Having grown the organization from a small gathering of nearly three dozen children’s writers in 1971 into a nonprofit with 27,000 members and 100 chapters over half a century, Oliver said calls for change were appropriate and necessary—as was the need to focus on putting an end to any and all systemic racism in the organization.
“I don't want to be defensive about it, or say we’ve done nothing wrong. We absolutely need help and input and professionalization. We need to work on equity and inclusion,” Oliver said. She said her focus now is to ensure that the actions she takes as she prepares to retire will position SCBWI to succeed in taking those steps.

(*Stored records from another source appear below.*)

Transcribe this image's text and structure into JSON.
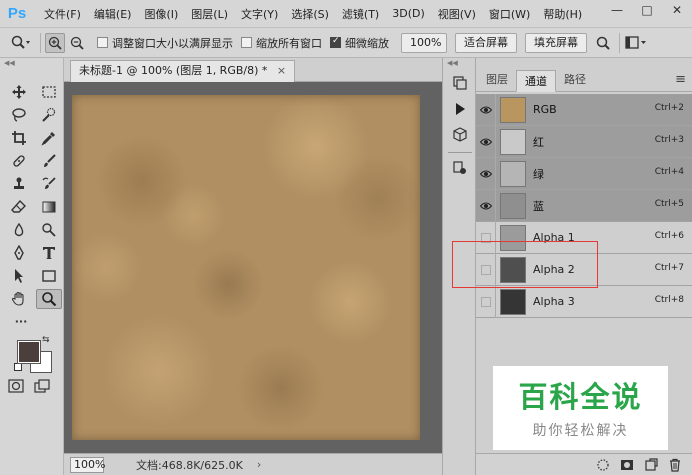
{
  "app": {
    "logo": "Ps"
  },
  "menu": [
    "文件(F)",
    "编辑(E)",
    "图像(I)",
    "图层(L)",
    "文字(Y)",
    "选择(S)",
    "滤镜(T)",
    "3D(D)",
    "视图(V)",
    "窗口(W)",
    "帮助(H)"
  ],
  "window_controls": {
    "minimize": "—",
    "maximize": "□",
    "close": "✕"
  },
  "options": {
    "resize_windows_label": "调整窗口大小以满屏显示",
    "zoom_all_label": "缩放所有窗口",
    "scrubby_zoom_label": "细微缩放",
    "zoom_value": "100%",
    "fit_screen_label": "适合屏幕",
    "fill_screen_label": "填充屏幕",
    "resize_windows_checked": false,
    "zoom_all_checked": false,
    "scrubby_zoom_checked": true
  },
  "document": {
    "tab_title": "未标题-1 @ 100% (图层 1, RGB/8) *",
    "close_glyph": "×",
    "zoom": "100%",
    "doc_info": "文档:468.8K/625.0K",
    "status_arrow": "›"
  },
  "toolbar": {
    "more": "···"
  },
  "colors": {
    "foreground": "#4a3f3a",
    "background": "#ffffff",
    "texture": "#b08f62",
    "highlight": "#e53935"
  },
  "panel": {
    "tabs": [
      "图层",
      "通道",
      "路径"
    ],
    "active_tab": "通道",
    "menu_glyph": "≡",
    "channels": [
      {
        "name": "RGB",
        "shortcut": "Ctrl+2",
        "visible": true,
        "selected": true,
        "thumb": "#b9955f"
      },
      {
        "name": "红",
        "shortcut": "Ctrl+3",
        "visible": true,
        "selected": true,
        "thumb": "#c9c9c9"
      },
      {
        "name": "绿",
        "shortcut": "Ctrl+4",
        "visible": true,
        "selected": true,
        "thumb": "#b5b5b5"
      },
      {
        "name": "蓝",
        "shortcut": "Ctrl+5",
        "visible": true,
        "selected": true,
        "thumb": "#8f8f8f"
      },
      {
        "name": "Alpha 1",
        "shortcut": "Ctrl+6",
        "visible": false,
        "selected": false,
        "thumb": "#9b9b9b"
      },
      {
        "name": "Alpha 2",
        "shortcut": "Ctrl+7",
        "visible": false,
        "selected": false,
        "thumb": "#4f4f4f"
      },
      {
        "name": "Alpha 3",
        "shortcut": "Ctrl+8",
        "visible": false,
        "selected": false,
        "thumb": "#353535"
      }
    ]
  },
  "watermark": {
    "logo": "百科全说",
    "sub": "助你轻松解决"
  }
}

Members at the 50th anniversary conference, which will be held from July 30 to August 1, will be able to begin that envisioning informally. On August 4, the board of advisors, which steers the organization’s initiatives, will authorize the hiring of an outside company to conduct a DEI audit. Oliver hopes the audit will help the membership move toward a reorganization that includes input from all members. She said that she hopes the process will also ensure that SCBWI will find ways to expand its membership to people who may not currently be able to join because of existing barriers created by the organization, and by society more broadly.
“I feel like that's the sort of inflection point that the organization is at, but it's grown up with enormous love and care and volunteerism and heart,” Oliver said. “At the core of the community is this place where people feel at home, where they can share their vulnerabilities, and where they can share in each other's joys and frustrations. Now it needs to turn into the next iteration of that so that hopefully there's another 50 years.”